Judge Jones, the only African-American on the Court of Appeals, was in Rochester on Monday for several events related to increasing diversity, particularly in jury recruitment. He attended two Monroe Community College programs, at the Damon City and Brighton campuses, as part of its first Democracy Day.

“Ted Jones had a smile and a laugh that captivated the court and the entire legal community,” Judge Lippman said. “His achievements as a judge, a lawyer and a human being could not be more noteworthy. He served his country with honor and distinction during the Vietnam War and that experience was so much a part of who he was a person.”

Cuomo called Judge Jones a tireless advocate for equal justice who inspired many through his public service and work outside the judiciary.
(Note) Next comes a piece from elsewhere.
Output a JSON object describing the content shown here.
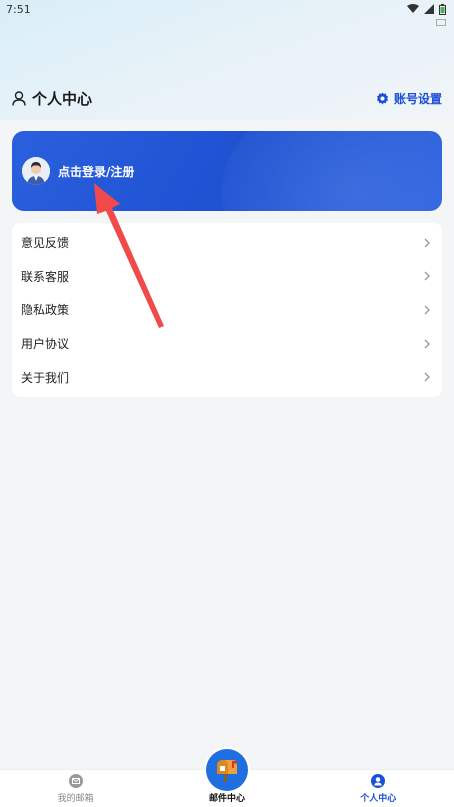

“His contributions to New York’s highest court will be sorely missed,” Cuomo said. “We join his family and friends in mourning his loss.”

Attorney General Eric T. Schneiderman said New York state lost a jurist of keen intellect and profound compassion
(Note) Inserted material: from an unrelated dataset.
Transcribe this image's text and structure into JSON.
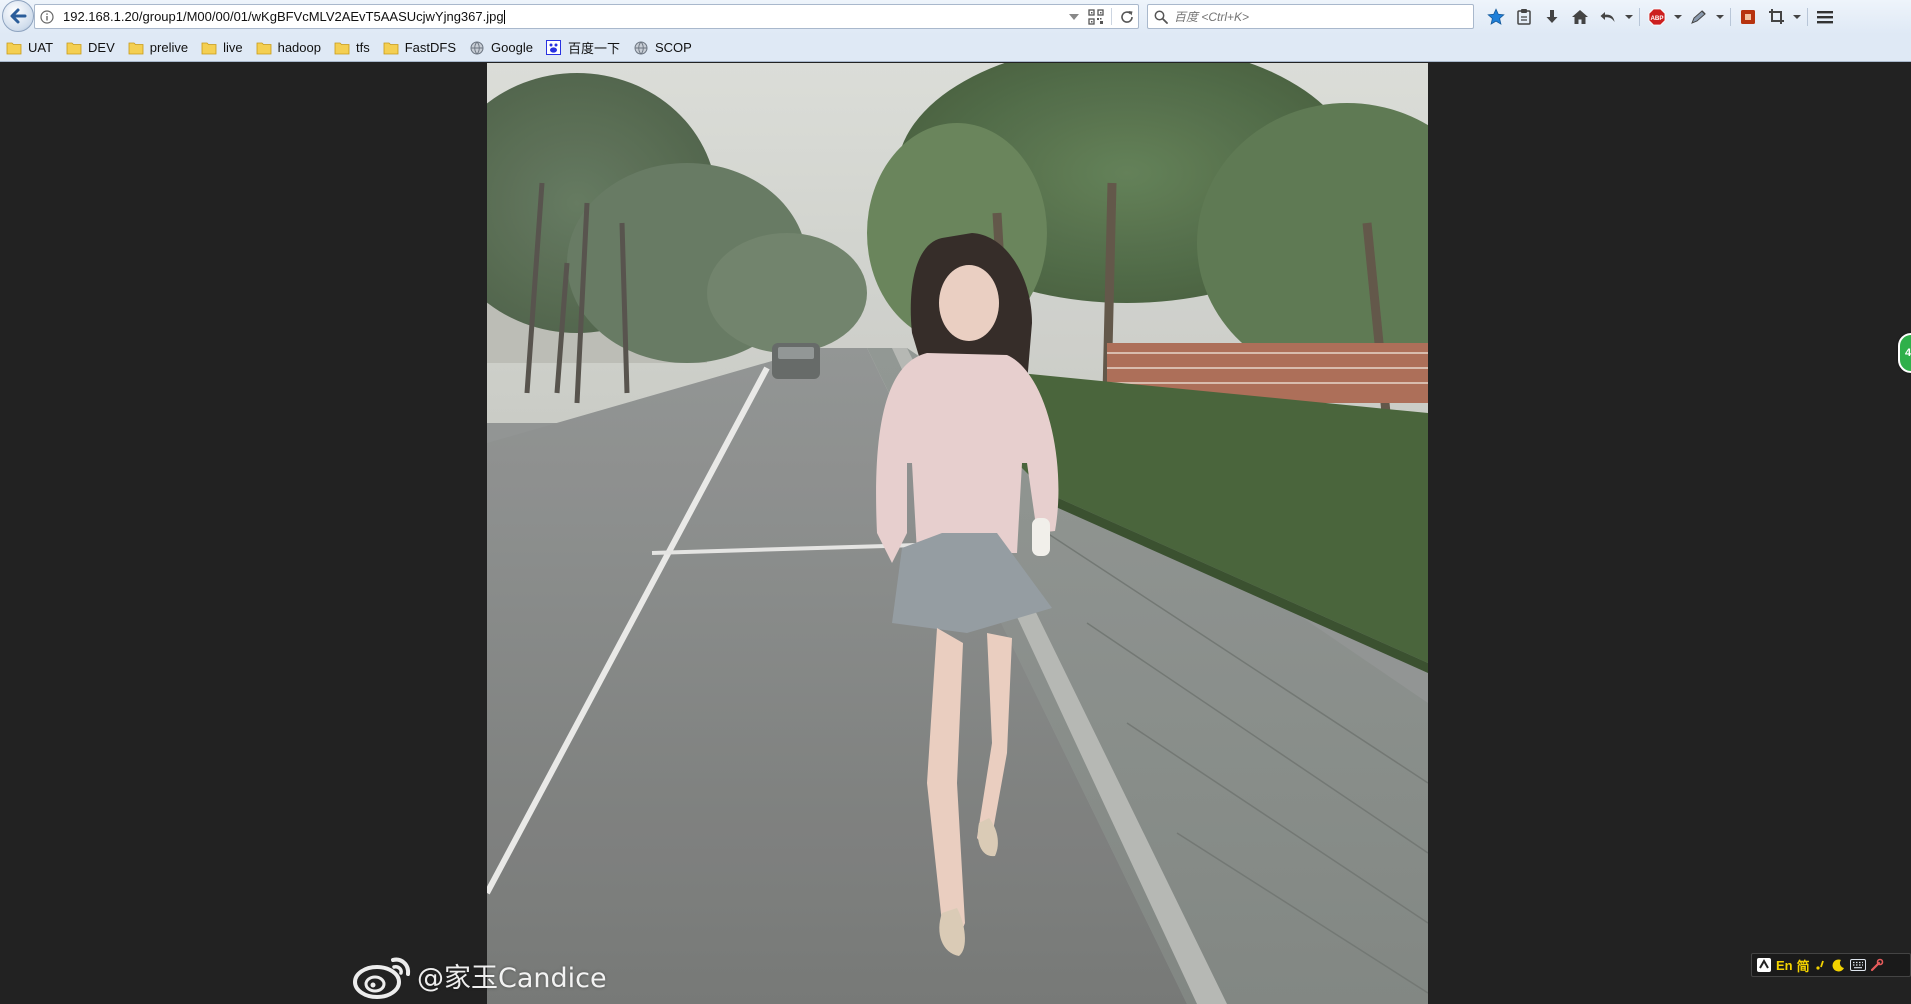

“During his many years of service on the bench, Judge Jones was a model of fairness, justice and legal excellence,” he said in a statement. “In particular, his work co-chairing the Justice Task Force to examine and help prevent the causes of wrongful convictions was exceptional. It reflected a profound commitment to improving our state’s criminal justice system.”

Judge Jones became a state Supreme Court Justice in his hometown of Brooklyn in 1990 and joined the Court of Appeals in 2007 after being nominated by Gov. Eliot Spitzer.

Judge Jones was co-chairman of the court’s task force on wrongful convictions, which recommended videotaping police interrogations, steps to prevent suggestive police lineups for witnesses and expanding defense access to DNA evidence. He also chaired the court’s diversity committee.

Westchester County District Attorney Janet DiFiore, who co-chaired the task force, said members, who included defense lawyers, prosecutors and judges, had many divergent opinions.

“The judge was brilliant in bringing people together, trying to find common ground to move forward and advance the work we were doing,” she said. “In the justice community, we’re really going to miss him.”

Manhattan District Attorney Cyrus Vance Jr., president of the District Attorneys Association of the State of New York, called Judge Jones “a distinguished jurist, veteran and longtime public servant” and offered condolences to his family on behalf of district attorneys across the state.

“Ted was not only defined by his exemplary career in the courtroom, but as a man loved by everyone privileged to know and work with him for his kindness and decency to all,” Vance said. “His loss will be acutely felt by the state’s highest court and the entire legal community.”

Judge Jones was born on March 10, 1944. His mother was a teacher and his father worked on the Long Island Railroad, becoming a station master.

Judge Jones graduated from Hampton University in Virginia and joined the U.S. Army in 1967, serving in Vietnam and reaching the rank of captain. He graduated from St. John’s University School of Law in 1972. He worked at the Legal Aid Society, focusing on criminal defense work, and in private practice. He was elected twice to the state Supreme Court.

Jones’ best-known case was the New York City transit strike in 2005, where Local 100 of the Transport Workers Union defied his injunction and shut down the city’s subways and buses for 60 hours shortly before Christmas. He fined the union $1 million a day for violating the state’s Taylor Law that prohibits public employees from striking. He sent union President Roger Toussaint to jail for four days for contempt of court.

Last November, Judge Jones authored the Court of Appeals decision rejecting the challenge to state economic development grants brought by a taxpayer group affiliated with the tea party movement, which had wanted companies to return billions of taxpayer dollars to the state. Public benefit corporations, including New York’s Economic State Development Corp., aren’t subject to the constitutional prohibition against giving state funds to private companies and can use state money for designated public purposes, he wrote for the 6-1 majority.

He is survived by his wife, Joan, and sons, Wesley Jones and Theodore T. Jones III, an attorney.